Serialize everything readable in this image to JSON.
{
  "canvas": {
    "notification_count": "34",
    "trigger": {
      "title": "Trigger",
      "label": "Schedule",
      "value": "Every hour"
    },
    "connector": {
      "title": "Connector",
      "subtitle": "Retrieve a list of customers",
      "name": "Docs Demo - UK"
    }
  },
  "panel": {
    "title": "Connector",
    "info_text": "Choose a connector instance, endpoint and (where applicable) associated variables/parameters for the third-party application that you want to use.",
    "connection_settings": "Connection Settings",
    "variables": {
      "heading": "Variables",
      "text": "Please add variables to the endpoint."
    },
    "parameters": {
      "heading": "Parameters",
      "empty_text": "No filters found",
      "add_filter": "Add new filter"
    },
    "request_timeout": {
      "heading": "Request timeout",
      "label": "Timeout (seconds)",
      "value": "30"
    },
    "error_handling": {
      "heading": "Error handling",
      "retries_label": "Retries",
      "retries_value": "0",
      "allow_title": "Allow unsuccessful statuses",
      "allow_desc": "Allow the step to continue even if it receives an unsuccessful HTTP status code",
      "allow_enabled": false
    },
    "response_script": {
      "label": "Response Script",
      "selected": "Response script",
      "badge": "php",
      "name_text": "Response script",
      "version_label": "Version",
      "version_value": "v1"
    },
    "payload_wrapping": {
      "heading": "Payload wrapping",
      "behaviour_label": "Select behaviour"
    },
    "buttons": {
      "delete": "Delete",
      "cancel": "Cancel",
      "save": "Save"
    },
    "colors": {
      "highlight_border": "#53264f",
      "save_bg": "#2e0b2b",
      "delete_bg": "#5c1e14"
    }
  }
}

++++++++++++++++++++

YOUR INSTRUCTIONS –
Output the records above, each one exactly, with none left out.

RESPONSE TO THE EXERCISE –
Serialize everything readable in this image to JSON.
{
  "canvas": {
    "notification_count": "34",
    "trigger": {
      "title": "Trigger",
      "label": "Schedule",
      "value": "Every hour"
    },
    "connector": {
      "title": "Connector",
      "subtitle": "Retrieve a list of customers",
      "name": "Docs Demo - UK"
    }
  },
  "panel": {
    "title": "Connector",
    "info_text": "Choose a connector instance, endpoint and (where applicable) associated variables/parameters for the third-party application that you want to use.",
    "connection_settings": "Connection Settings",
    "variables": {
      "heading": "Variables",
      "text": "Please add variables to the endpoint."
    },
    "parameters": {
      "heading": "Parameters",
      "empty_text": "No filters found",
      "add_filter": "Add new filter"
    },
    "request_timeout": {
      "heading": "Request timeout",
      "label": "Timeout (seconds)",
      "value": "30"
    },
    "error_handling": {
      "heading": "Error handling",
      "retries_label": "Retries",
      "retries_value": "0",
      "allow_title": "Allow unsuccessful statuses",
      "allow_desc": "Allow the step to continue even if it receives an unsuccessful HTTP status code",
      "allow_enabled": false
    },
    "response_script": {
      "label": "Response Script",
      "selected": "Response script",
      "badge": "php",
      "name_text": "Response script",
      "version_label": "Version",
      "version_value": "v1"
    },
    "payload_wrapping": {
      "heading": "Payload wrapping",
      "behaviour_label": "Select behaviour"
    },
    "buttons": {
      "delete": "Delete",
      "cancel": "Cancel",
      "save": "Save"
    },
    "colors": {
      "highlight_border": "#53264f",
      "save_bg": "#2e0b2b",
      "delete_bg": "#5c1e14"
    }
  }
}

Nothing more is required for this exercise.